It was a time worth spent today at the Nikon Power Your Clicks workshop hearing India’s ace photographer Mr. Raghu Rai speak and the Nikon India team giving us a few tips on various aspects of photography. Nikon School regularly offers these workshops for amateur photographers but today’s was rather special for the presence of Mr. Rai.
Mr. Rai was here to speak about the nuances of art photography. He took us through a slideshow of his extensive work on the Bangladeshi refugees during the 1971 war and gave us insight to each photo, including sharing with us invaluable information like what lens he used to what his state of mind was while clicking each photo, what was the story behind.
Every word that a stalwart speaks are like precious gems, here’s are a few that I collected from Mr. Raghu Rai’s basket of wisdom:
- Everybody takes a pretty picture, but there’s is often no creativity in taking a pretty picture.
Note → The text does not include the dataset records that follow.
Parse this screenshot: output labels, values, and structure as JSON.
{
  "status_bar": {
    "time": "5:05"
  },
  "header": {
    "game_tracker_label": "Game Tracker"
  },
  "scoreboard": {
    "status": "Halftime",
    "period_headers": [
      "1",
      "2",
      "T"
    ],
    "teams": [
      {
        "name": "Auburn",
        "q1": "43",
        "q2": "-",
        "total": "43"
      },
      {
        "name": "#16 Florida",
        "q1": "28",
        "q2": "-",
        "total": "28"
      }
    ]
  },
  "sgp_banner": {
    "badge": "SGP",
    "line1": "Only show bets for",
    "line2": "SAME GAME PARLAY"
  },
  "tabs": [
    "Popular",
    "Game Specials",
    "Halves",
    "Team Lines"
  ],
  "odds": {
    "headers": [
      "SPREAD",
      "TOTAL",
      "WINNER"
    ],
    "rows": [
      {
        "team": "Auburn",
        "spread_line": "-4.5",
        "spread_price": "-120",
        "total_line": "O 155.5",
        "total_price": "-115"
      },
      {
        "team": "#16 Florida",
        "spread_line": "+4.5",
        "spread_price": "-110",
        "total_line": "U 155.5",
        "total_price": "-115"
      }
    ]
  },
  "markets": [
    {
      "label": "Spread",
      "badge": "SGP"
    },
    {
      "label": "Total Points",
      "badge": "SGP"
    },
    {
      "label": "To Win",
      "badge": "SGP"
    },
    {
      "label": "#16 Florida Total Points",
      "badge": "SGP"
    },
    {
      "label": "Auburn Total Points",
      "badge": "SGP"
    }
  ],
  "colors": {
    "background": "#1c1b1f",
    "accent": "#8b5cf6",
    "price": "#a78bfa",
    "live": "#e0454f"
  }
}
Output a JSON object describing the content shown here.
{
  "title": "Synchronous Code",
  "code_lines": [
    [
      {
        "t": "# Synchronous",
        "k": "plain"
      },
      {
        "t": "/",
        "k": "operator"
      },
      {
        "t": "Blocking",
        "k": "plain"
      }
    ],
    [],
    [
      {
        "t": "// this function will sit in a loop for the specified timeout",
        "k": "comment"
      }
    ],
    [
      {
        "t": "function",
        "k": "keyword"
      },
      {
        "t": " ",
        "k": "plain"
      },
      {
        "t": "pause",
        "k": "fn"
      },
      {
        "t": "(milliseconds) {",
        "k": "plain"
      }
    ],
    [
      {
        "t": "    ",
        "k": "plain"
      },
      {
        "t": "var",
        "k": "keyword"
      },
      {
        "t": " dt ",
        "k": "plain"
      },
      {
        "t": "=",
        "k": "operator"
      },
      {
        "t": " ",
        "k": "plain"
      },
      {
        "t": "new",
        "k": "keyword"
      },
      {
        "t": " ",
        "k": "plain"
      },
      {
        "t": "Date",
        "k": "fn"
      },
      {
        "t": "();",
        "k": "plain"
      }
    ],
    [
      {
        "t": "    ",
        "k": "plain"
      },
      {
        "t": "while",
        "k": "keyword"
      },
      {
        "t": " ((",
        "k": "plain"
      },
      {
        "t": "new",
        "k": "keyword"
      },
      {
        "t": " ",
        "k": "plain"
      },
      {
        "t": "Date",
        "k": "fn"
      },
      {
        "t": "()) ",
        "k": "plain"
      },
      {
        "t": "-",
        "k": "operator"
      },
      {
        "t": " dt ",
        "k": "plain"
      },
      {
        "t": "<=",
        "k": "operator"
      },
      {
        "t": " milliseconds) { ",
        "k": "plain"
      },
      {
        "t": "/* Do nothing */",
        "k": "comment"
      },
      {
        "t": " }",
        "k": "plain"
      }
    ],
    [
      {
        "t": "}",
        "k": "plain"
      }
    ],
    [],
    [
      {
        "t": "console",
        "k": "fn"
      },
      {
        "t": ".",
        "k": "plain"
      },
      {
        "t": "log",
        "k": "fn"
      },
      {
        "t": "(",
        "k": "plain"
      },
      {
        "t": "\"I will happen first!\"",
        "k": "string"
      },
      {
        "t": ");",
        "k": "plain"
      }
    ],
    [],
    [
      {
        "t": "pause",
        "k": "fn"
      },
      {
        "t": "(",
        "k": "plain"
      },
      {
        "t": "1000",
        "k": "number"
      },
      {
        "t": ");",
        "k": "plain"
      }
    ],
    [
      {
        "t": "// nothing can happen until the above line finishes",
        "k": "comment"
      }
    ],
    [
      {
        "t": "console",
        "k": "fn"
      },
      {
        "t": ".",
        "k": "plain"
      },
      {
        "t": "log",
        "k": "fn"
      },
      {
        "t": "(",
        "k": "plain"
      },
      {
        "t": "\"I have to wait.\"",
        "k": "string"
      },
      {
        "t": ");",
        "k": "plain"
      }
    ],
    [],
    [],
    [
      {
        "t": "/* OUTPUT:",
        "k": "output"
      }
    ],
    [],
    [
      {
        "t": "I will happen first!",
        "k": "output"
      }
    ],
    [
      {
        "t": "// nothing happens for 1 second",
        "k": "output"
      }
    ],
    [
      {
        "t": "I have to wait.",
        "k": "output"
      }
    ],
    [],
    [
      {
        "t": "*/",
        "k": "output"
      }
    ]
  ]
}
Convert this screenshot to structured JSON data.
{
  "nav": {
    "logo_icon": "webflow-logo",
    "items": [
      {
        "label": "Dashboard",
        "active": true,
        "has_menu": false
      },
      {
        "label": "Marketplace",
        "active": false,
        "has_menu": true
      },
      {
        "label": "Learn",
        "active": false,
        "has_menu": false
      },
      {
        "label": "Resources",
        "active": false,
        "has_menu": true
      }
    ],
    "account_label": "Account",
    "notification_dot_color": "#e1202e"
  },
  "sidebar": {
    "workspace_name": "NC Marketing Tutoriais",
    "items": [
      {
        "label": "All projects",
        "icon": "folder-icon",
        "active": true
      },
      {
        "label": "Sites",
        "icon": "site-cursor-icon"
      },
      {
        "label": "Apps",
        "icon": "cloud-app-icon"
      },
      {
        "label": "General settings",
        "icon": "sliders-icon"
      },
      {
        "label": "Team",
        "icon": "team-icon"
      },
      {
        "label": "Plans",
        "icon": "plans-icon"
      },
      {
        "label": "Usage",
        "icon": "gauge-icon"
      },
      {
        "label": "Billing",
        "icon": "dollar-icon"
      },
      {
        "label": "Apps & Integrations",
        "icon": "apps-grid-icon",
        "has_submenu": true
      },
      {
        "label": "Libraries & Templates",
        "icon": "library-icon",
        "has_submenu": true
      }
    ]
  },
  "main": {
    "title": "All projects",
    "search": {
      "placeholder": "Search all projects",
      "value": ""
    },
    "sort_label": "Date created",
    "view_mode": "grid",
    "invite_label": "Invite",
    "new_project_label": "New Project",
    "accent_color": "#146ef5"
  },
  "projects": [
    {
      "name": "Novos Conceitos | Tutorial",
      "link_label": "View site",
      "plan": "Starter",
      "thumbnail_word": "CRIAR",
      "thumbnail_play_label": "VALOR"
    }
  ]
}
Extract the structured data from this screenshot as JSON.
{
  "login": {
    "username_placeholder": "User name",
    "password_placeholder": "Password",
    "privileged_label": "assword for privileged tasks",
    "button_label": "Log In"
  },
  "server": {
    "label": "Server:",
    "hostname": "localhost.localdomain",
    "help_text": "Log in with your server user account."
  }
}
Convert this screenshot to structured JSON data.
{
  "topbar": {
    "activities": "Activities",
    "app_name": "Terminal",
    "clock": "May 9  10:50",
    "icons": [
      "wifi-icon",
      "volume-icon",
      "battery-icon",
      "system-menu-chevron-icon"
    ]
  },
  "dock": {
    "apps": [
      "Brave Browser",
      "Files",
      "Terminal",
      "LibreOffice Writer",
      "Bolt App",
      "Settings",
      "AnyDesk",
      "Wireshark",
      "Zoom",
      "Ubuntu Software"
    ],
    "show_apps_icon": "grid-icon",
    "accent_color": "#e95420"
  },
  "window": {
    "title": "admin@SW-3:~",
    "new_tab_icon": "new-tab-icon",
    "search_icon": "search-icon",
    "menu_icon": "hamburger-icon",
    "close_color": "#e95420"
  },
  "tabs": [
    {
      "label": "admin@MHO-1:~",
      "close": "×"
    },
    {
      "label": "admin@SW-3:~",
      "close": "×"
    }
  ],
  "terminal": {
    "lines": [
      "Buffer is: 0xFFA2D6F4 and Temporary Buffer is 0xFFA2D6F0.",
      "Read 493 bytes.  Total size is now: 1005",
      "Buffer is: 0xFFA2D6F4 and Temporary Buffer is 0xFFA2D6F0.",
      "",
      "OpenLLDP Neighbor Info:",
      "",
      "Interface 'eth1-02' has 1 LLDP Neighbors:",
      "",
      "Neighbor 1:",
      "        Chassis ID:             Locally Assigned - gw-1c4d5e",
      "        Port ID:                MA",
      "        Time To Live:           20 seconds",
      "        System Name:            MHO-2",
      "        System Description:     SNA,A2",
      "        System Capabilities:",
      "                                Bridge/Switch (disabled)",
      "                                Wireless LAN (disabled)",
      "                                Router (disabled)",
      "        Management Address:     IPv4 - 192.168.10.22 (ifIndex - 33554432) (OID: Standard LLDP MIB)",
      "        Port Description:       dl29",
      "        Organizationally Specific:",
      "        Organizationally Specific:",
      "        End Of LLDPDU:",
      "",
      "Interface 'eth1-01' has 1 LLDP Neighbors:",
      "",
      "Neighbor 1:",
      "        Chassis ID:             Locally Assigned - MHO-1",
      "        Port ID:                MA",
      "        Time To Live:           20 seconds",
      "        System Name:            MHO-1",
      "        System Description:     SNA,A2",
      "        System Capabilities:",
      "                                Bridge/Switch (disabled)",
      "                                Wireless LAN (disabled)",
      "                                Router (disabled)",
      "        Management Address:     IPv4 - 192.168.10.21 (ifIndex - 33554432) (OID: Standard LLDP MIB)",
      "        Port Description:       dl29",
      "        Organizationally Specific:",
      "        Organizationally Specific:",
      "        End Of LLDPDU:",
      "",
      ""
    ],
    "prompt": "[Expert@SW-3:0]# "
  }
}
Unless you add an element of expression, unless it tells a story
- Every small thing in a frame matters
- I have taken very few close ups, as they are easy to do, but the closeups that I have taken are in a context. Don’t just take the close up of a face with lots of wrinkles without a context.
- The body language carries expression, body language are very important
- Every photo don’t have to yell, feelings and emotions can be expressed quietly
- Real feel of a photo is in the print, please start printing your photos.
- You should be not be aggressive with your camera, become a part of the subject, in most of my photos you’d see nobody is looking at the camera, because they cannot see me, I’ve become their part. Be proper, mild to capture sensitive moments.
- People photography is everything to me, I love people, the human energy, even in a landscape I’d prefer people.
- Fine art photography that I see is all rubbish, there’s no such thing as fine art photography
I couldn’t help clenching my eyebrows a little bit with disappointment on the last statement. I don’t think fine art photography should be labelled as rubbish, I think photography is an art, and art often has no definition. Nobody can judge what is a legitimate art and what is not.
The second session of the workshop was about technical aspects of advanced DSLR photography for which the Nikon India technical team was with us to guide us and help us learn HDR, time lapse and creative lighting. However, there was a bit of predictable disruption with workshop schedule and so the session had to be wrapped up in a hurry. Even then, I managed to gather some very relevant points about DSLR photography:
- The fundamental differences between shooting in RAW file format rather than JPEG and how it is a big myth that shooting in RAW is for the professionals and JPEG is for begginers. In fact it is quite the opposite, because when you shoot in RAW you leave yourself iwtih the scope of doing a whole lot with the photograph as ‘post processing’ in terms of correcting it or making it better than ‘as shot.’ If you are a professional you probably already know the best settings while taking your shot and so you won’t need so much of post processing and as such, a JPEG file would appear perfect.
- Creative lighting techniques were taught using the Nikon speed light flash and I thought the fact that it has a 360 revolving head is just awesome. The team also introduced the Capture NX software for photo editing.
The time constraint in the technical session left a few participants disappointed. But overall I thought it was a day well spent. The sessions were followed by lunch which happened at as late as 4 pm. Participants were handed a goody bag with Nikon booklets and a Nikon School cap.